##### Given records
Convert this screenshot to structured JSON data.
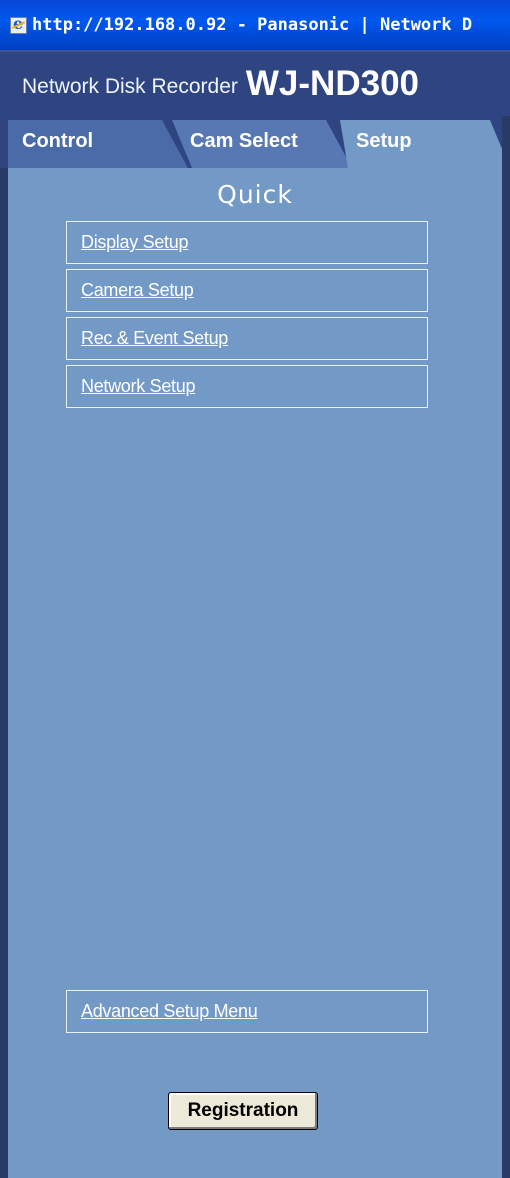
{
  "window": {
    "title": "http://192.168.0.92 - Panasonic | Network D",
    "icon": "ie-page-icon"
  },
  "header": {
    "product_line": "Network Disk Recorder",
    "model": "WJ-ND300"
  },
  "tabs": [
    {
      "label": "Control",
      "active": false
    },
    {
      "label": "Cam Select",
      "active": false
    },
    {
      "label": "Setup",
      "active": true
    }
  ],
  "setup": {
    "section_title": "Quick",
    "links": [
      {
        "label": "Display Setup"
      },
      {
        "label": "Camera Setup"
      },
      {
        "label": "Rec & Event Setup"
      },
      {
        "label": "Network Setup"
      }
    ],
    "advanced_link": "Advanced Setup Menu",
    "register_button": "Registration"
  },
  "colors": {
    "titlebar": "#0058ee",
    "header_bg": "#2e4582",
    "panel_bg": "#7399c7",
    "button_bg": "#ece9d8"
  }
}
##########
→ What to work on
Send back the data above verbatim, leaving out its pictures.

→ Answer space
Convert this screenshot to structured JSON data.
{
  "window": {
    "title": "http://192.168.0.92 - Panasonic | Network D",
    "icon": "ie-page-icon"
  },
  "header": {
    "product_line": "Network Disk Recorder",
    "model": "WJ-ND300"
  },
  "tabs": [
    {
      "label": "Control",
      "active": false
    },
    {
      "label": "Cam Select",
      "active": false
    },
    {
      "label": "Setup",
      "active": true
    }
  ],
  "setup": {
    "section_title": "Quick",
    "links": [
      {
        "label": "Display Setup"
      },
      {
        "label": "Camera Setup"
      },
      {
        "label": "Rec & Event Setup"
      },
      {
        "label": "Network Setup"
      }
    ],
    "advanced_link": "Advanced Setup Menu",
    "register_button": "Registration"
  },
  "colors": {
    "titlebar": "#0058ee",
    "header_bg": "#2e4582",
    "panel_bg": "#7399c7",
    "button_bg": "#ece9d8"
  }
}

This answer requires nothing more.